with Ty Wansley
Sundays 6am - 8am
Miss Sunday's show? Check out the Chicago Speaks Podcast.
October 3, 2012 (CHICAGO) (WLS) -- Police officers in a helicopter discovered about two football fields worth of marijuana plants, estimated to be worth about $7 million to $10 million, on the city's Far South Side.
The six-foot plants were planted in rows in a heavily vegetative area near Stony Island near 107th Street, which caught the eye of Cook County Sheriff's Department Tactical Officer Edward Graney, helicopter copilot, on Tuesday night.
"We had the right altitude, the right angle, the right sunlight, and I just happened to be glancing down, saw the hole in the tree line, saw what appeared to be maybe five plants," Officer Graney said.
"I dropped down, I flew a little bit lower so we could get a better look. We used an imaging camera, took some pictures and some video, and determined this sure, indeed, looks like marijuana plants," Chicago Police Officer Stan Kuprianczyk, helicopter pilot, said.
"This would not be visible from the street. It's surrounded by a huge field that you wouldn't see anywhere from the air," Chicago Police Supt. Garry McCarthy said.
"This is the largest outdoor grow that we know of in the recent history of Chicago," Roti O'Grady, Chicago Police Department, said.
Officials say the plants were days to weeks from harvest. "The guess is these were probably planted in the spring," McCarthy said.
On Wednesday morning, police officers on the ground found about 1,500 plants on the site.
"We guided his team into his location," Edward Graney said.
Three trucks were sent to the site to transfer the plant to a facility where a control burn will take place, McCarthy said. "At this point it's obviously still under investigation."
Officials say they also found a couple sleeping bags and some food on site.
"There was a small encampment. We believe somebody was guarding this site," McCarthy said.
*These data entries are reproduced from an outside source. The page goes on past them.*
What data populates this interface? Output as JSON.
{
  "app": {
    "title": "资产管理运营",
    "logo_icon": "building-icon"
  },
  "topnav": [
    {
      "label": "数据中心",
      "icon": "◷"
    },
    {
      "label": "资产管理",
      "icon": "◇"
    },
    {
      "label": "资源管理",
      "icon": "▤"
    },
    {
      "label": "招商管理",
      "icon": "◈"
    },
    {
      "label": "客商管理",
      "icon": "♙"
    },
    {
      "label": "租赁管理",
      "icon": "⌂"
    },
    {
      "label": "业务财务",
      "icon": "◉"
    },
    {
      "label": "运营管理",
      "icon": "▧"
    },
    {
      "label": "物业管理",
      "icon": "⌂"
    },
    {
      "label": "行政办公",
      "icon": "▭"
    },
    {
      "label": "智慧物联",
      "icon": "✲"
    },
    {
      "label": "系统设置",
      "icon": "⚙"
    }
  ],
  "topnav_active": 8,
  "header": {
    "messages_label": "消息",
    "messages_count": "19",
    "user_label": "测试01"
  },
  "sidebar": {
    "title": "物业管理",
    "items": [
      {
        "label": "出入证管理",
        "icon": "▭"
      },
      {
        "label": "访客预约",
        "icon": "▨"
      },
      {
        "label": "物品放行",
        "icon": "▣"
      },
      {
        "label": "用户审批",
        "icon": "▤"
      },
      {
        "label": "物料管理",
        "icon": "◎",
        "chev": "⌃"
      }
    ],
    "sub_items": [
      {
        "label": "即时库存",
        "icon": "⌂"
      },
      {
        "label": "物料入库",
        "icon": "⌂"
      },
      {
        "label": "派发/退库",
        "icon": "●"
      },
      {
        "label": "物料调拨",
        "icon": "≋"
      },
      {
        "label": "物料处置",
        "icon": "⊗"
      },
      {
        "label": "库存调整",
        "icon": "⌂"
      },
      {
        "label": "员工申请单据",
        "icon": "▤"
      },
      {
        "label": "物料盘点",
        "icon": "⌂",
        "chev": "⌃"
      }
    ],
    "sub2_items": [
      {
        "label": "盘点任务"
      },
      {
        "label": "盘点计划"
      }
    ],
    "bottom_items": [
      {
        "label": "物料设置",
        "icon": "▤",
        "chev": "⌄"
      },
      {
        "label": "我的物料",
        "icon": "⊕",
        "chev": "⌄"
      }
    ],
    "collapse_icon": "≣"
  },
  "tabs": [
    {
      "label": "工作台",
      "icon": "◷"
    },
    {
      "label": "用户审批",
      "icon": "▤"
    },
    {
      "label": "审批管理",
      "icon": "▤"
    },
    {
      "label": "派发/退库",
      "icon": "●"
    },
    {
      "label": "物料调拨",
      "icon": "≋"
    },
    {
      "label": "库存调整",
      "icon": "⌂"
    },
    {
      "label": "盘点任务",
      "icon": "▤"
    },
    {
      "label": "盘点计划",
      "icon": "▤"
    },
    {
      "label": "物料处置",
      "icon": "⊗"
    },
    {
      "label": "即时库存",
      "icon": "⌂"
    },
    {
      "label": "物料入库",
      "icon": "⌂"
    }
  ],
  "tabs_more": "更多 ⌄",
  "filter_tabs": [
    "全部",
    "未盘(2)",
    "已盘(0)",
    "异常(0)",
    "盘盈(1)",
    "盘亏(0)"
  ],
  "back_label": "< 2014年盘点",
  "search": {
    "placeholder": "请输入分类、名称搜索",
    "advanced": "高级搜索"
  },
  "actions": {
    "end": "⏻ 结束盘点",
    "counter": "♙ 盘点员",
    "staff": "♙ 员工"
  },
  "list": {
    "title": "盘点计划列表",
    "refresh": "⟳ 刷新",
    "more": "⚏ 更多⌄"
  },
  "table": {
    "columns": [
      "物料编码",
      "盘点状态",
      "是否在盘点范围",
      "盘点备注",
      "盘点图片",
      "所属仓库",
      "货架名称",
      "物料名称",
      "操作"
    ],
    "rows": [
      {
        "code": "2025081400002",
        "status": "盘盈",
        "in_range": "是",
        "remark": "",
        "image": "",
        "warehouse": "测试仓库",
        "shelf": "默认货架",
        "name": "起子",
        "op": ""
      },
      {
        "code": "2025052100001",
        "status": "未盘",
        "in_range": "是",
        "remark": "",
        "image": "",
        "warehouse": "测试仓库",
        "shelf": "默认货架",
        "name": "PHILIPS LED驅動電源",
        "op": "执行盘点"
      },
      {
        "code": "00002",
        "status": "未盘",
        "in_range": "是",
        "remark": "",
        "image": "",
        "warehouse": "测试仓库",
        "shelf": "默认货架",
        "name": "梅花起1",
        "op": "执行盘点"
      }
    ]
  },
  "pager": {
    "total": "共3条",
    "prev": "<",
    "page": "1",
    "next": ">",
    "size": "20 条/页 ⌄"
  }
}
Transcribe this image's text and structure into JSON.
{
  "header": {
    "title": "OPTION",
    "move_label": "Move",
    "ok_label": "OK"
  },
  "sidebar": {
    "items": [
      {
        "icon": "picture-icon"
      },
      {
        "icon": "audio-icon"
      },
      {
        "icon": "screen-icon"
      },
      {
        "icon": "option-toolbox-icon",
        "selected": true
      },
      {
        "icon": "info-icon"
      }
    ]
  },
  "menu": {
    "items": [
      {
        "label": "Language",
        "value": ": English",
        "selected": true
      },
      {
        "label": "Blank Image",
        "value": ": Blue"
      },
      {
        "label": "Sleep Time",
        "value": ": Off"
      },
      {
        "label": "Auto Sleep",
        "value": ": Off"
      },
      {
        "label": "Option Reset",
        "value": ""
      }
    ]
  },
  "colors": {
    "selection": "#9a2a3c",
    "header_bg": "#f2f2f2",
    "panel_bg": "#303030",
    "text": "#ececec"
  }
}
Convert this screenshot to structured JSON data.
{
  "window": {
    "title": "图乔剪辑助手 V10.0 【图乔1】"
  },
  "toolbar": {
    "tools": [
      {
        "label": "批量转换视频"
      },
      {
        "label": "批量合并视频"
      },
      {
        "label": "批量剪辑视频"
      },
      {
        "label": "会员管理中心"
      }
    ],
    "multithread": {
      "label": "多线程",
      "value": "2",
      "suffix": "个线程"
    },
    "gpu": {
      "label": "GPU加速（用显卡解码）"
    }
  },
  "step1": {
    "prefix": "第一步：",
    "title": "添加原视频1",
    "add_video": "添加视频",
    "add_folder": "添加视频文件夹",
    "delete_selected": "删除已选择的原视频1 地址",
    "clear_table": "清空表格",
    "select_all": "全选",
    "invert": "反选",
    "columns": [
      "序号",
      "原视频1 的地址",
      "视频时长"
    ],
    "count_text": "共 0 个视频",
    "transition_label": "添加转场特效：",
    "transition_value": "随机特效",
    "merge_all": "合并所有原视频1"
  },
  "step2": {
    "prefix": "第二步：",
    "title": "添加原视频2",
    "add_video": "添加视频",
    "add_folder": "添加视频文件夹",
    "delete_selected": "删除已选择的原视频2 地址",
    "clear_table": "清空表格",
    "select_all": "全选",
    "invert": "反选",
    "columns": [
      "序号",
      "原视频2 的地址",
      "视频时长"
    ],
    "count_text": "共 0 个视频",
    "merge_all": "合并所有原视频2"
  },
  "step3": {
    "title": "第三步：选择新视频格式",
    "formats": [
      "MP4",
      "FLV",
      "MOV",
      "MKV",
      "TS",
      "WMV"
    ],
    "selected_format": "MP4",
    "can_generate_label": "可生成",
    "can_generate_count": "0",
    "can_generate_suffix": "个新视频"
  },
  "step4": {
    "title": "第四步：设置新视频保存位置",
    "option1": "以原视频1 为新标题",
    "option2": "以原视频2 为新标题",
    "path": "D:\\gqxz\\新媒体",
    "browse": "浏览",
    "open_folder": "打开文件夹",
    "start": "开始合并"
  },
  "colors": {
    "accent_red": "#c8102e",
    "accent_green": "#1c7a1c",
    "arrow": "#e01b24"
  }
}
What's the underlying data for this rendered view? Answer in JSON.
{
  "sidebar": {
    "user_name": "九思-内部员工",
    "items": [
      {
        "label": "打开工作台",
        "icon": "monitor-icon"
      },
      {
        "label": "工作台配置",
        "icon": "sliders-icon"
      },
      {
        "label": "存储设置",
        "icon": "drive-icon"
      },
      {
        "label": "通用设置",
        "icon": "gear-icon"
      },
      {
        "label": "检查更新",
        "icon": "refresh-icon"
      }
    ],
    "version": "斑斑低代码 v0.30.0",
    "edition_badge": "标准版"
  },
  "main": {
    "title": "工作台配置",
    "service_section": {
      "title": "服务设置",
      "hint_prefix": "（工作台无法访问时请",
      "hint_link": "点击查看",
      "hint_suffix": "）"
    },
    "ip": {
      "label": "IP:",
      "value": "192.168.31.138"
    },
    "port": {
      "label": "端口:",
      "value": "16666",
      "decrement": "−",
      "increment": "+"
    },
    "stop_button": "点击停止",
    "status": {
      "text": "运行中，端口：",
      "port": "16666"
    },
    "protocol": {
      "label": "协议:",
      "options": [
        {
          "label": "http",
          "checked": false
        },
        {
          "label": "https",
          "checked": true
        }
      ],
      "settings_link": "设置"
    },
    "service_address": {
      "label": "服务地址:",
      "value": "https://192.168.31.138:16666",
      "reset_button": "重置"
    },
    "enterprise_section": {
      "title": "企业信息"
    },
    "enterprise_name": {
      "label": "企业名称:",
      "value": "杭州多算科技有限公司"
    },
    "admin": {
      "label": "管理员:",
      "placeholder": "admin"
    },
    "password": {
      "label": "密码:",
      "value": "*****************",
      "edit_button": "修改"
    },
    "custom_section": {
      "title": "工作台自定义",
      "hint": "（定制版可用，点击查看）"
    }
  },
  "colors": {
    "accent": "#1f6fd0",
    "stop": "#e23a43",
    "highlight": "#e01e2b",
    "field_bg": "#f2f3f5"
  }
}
McCarthy said the bust goes further than just seizing marijuana plants -- it helps to reduce the violence by "putting the squeeze on these organizations."
"Whoever harvests this marijuana is obviously running a large-scale operation, and at the same time the profits of which will be used to purchase firearms. And that's where the violence comes in- is the competition for the markets."